▶ DATASET CONTENT
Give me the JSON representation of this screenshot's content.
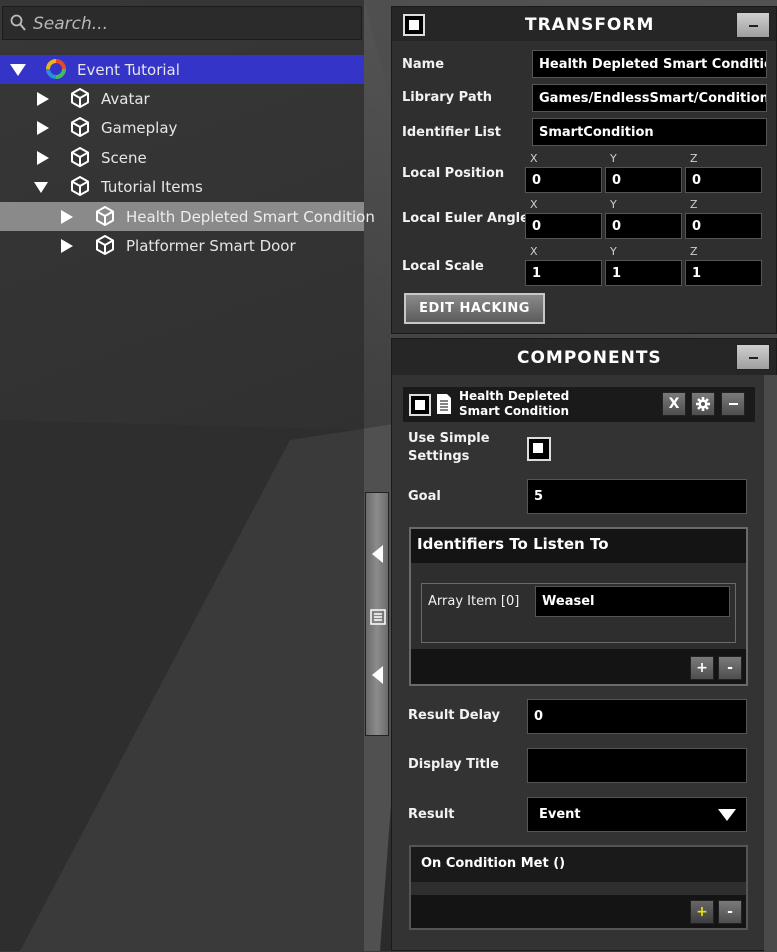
{
  "colors": {
    "selection": "#3434c8",
    "panel": "#2f2f2f",
    "field": "#000000",
    "plus_accent": "#d4d400"
  },
  "hierarchy": {
    "search_placeholder": "Search...",
    "items": [
      {
        "label": "Event Tutorial",
        "icon": "scene-logo-icon",
        "expanded": true,
        "selected": true
      },
      {
        "label": "Avatar",
        "icon": "cube-icon",
        "expanded": false
      },
      {
        "label": "Gameplay",
        "icon": "cube-icon",
        "expanded": false
      },
      {
        "label": "Scene",
        "icon": "cube-icon",
        "expanded": false
      },
      {
        "label": "Tutorial Items",
        "icon": "cube-icon",
        "expanded": true
      },
      {
        "label": "Health Depleted Smart Condition",
        "icon": "cube-icon",
        "expanded": false,
        "highlighted": true
      },
      {
        "label": "Platformer Smart Door",
        "icon": "cube-icon",
        "expanded": false
      }
    ]
  },
  "transform": {
    "title": "TRANSFORM",
    "name_label": "Name",
    "name_value": "Health Depleted Smart Condition",
    "path_label": "Library Path",
    "path_value": "Games/EndlessSmart/Conditions",
    "ident_label": "Identifier List",
    "ident_value": "SmartCondition",
    "axes": [
      "X",
      "Y",
      "Z"
    ],
    "position_label": "Local Position",
    "position": [
      "0",
      "0",
      "0"
    ],
    "euler_label": "Local Euler Angles",
    "euler": [
      "0",
      "0",
      "0"
    ],
    "scale_label": "Local Scale",
    "scale": [
      "1",
      "1",
      "1"
    ],
    "edit_button": "EDIT HACKING"
  },
  "components": {
    "title": "COMPONENTS",
    "component_name": "Health Depleted Smart Condition",
    "close_label": "X",
    "simple_label": "Use Simple Settings",
    "goal_label": "Goal",
    "goal_value": "5",
    "identifiers_title": "Identifiers To Listen To",
    "array_label": "Array Item [0]",
    "array_value": "Weasel",
    "delay_label": "Result Delay",
    "delay_value": "0",
    "display_title_label": "Display Title",
    "display_title_value": "",
    "result_label": "Result",
    "result_value": "Event",
    "event_title": "On Condition Met ()",
    "plus": "+",
    "minus": "-"
  }
}
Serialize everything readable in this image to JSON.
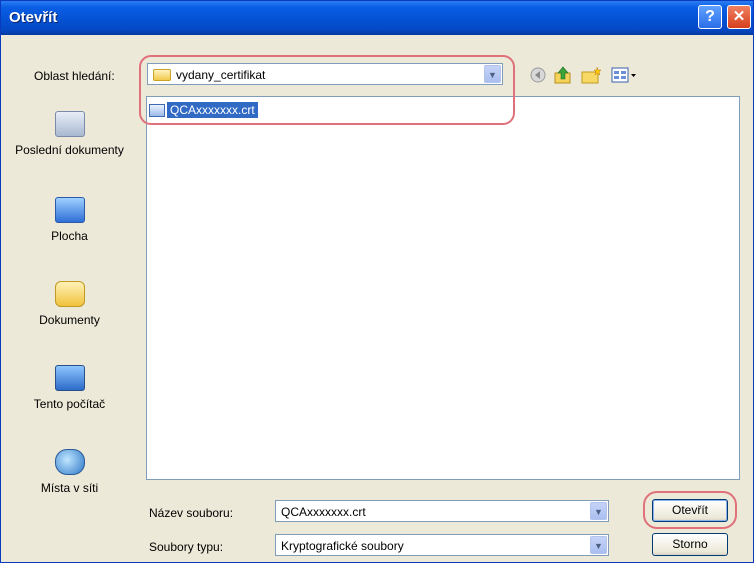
{
  "window": {
    "title": "Otevřít"
  },
  "look_in": {
    "label": "Oblast hledání:",
    "value": "vydany_certifikat"
  },
  "places": [
    {
      "label": "Poslední dokumenty"
    },
    {
      "label": "Plocha"
    },
    {
      "label": "Dokumenty"
    },
    {
      "label": "Tento počítač"
    },
    {
      "label": "Místa v síti"
    }
  ],
  "files": [
    {
      "name": "QCAxxxxxxx.crt",
      "selected": true
    }
  ],
  "filename": {
    "label": "Název souboru:",
    "value": "QCAxxxxxxx.crt"
  },
  "filetype": {
    "label": "Soubory typu:",
    "value": "Kryptografické soubory"
  },
  "buttons": {
    "open": "Otevřít",
    "cancel": "Storno",
    "help": "?",
    "close": "✕"
  },
  "icons": [
    "back-icon",
    "up-folder-icon",
    "new-folder-icon",
    "view-menu-icon"
  ],
  "colors": {
    "titlebar": "#0553d6",
    "selection": "#316ac5",
    "highlight": "#e0707a",
    "face": "#ece9d8"
  }
}
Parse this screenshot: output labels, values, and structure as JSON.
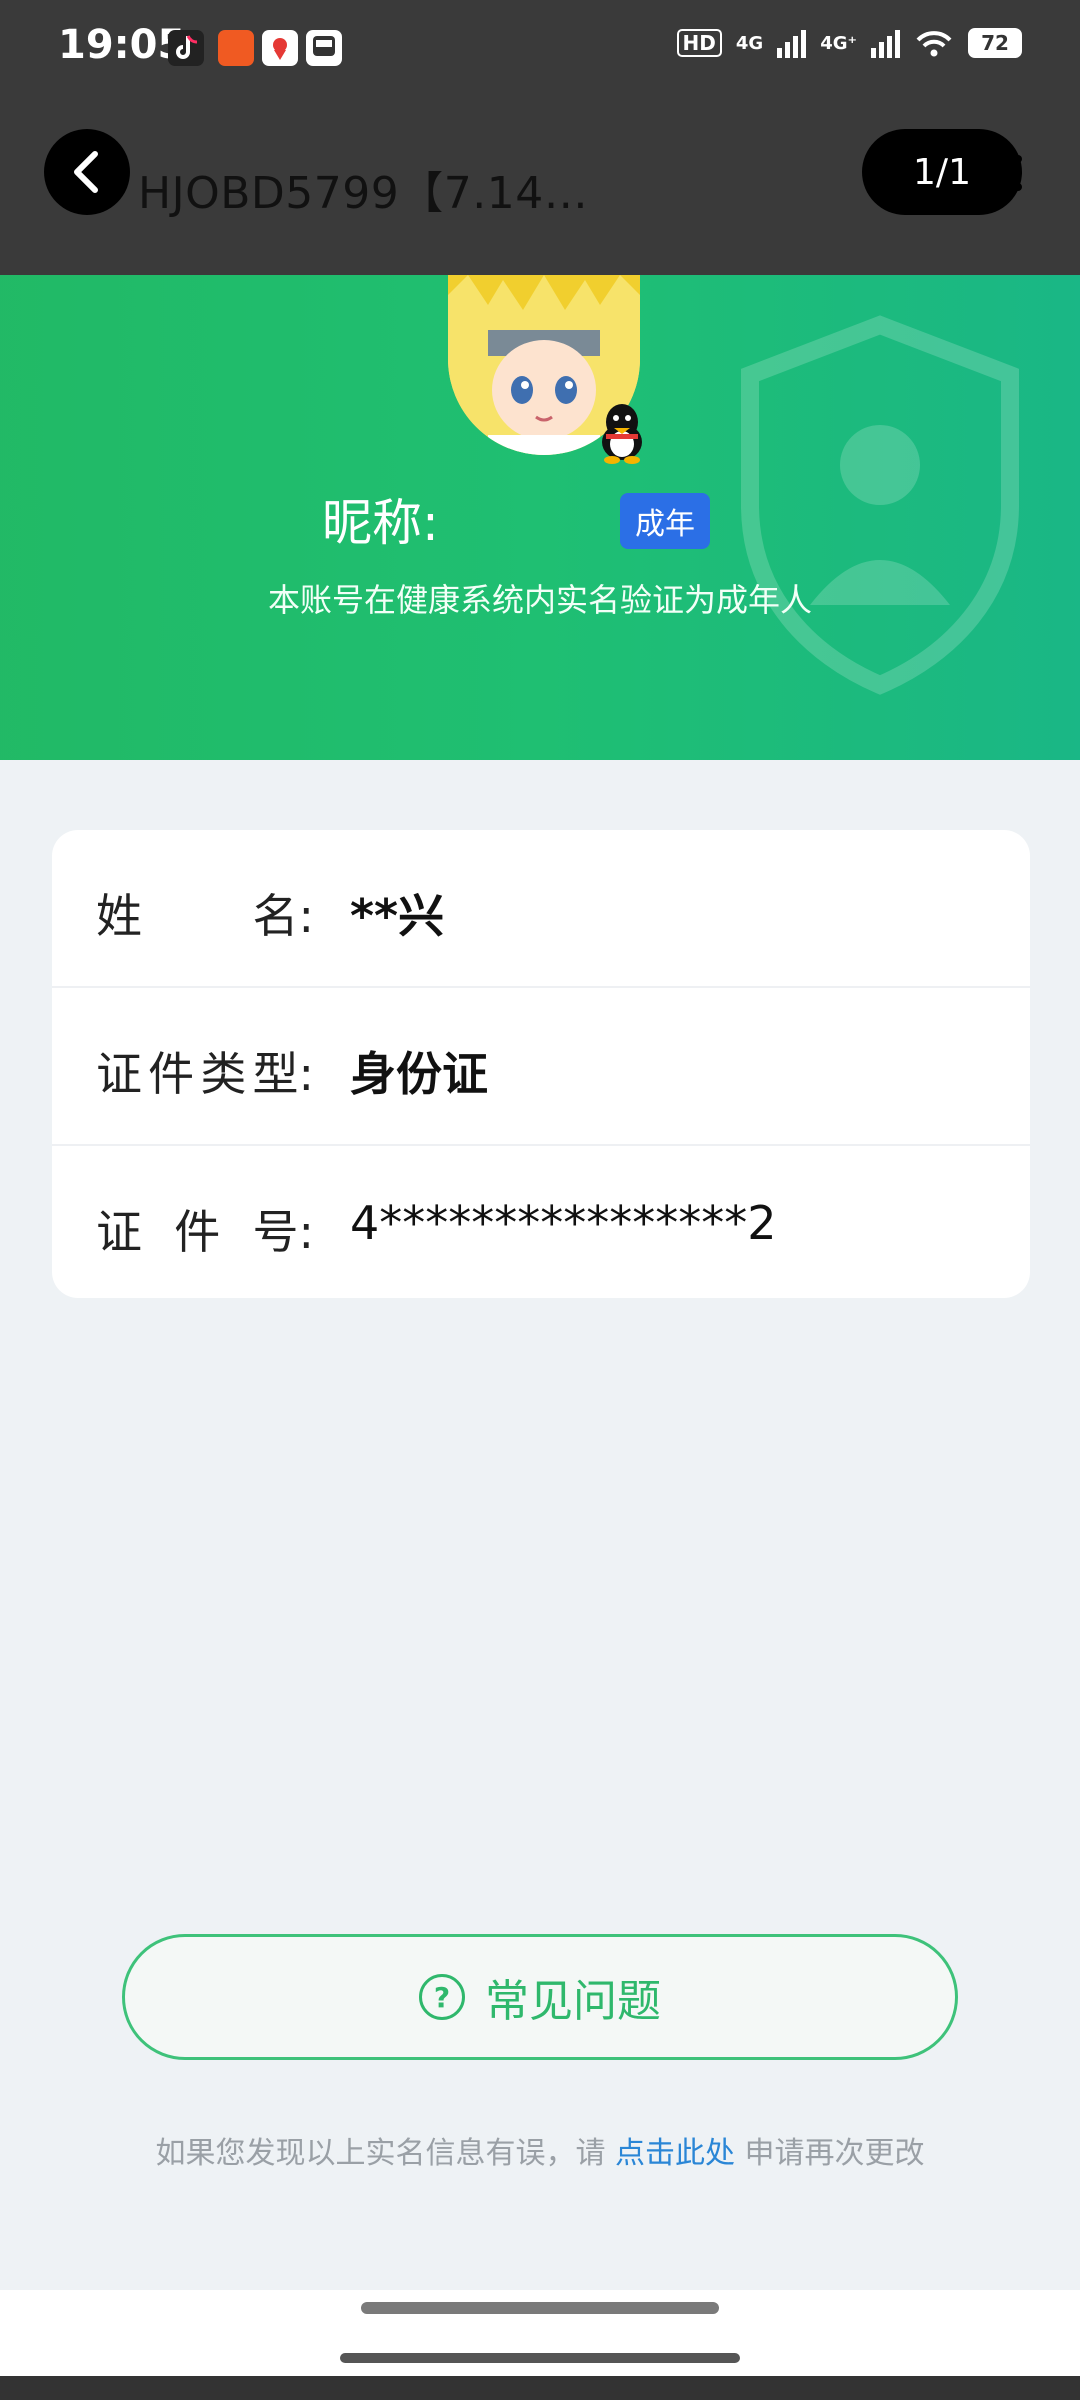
{
  "status_bar": {
    "time": "19:05",
    "hd_badge": "HD",
    "net1": "4G",
    "net2": "4G⁺",
    "battery": "72"
  },
  "navbar": {
    "title": "HJOBD5799【7.14…",
    "pager": "1/1"
  },
  "profile": {
    "nickname_label": "昵称:",
    "badge": "成年",
    "subtitle": "本账号在健康系统内实名验证为成年人"
  },
  "info": {
    "rows": [
      {
        "label": [
          "姓",
          "名:"
        ],
        "value": "**兴"
      },
      {
        "label": [
          "证",
          "件",
          "类",
          "型:"
        ],
        "value": "身份证"
      },
      {
        "label": [
          "证",
          "件",
          "号:"
        ],
        "value": "4****************2"
      }
    ]
  },
  "faq": {
    "icon": "?",
    "label": "常见问题"
  },
  "note": {
    "prefix": "如果您发现以上实名信息有误，请 ",
    "link": "点击此处",
    "suffix": " 申请再次更改"
  },
  "colors": {
    "green": "#22b863",
    "badge_blue": "#2b6fe6",
    "link_blue": "#2a86d6"
  }
}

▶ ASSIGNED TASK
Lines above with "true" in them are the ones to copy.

▶ OUTPUT FOR THIS TASK
        "expanded": true,
        "selected": true
        "expanded": true
        "highlighted": true
      "selected": true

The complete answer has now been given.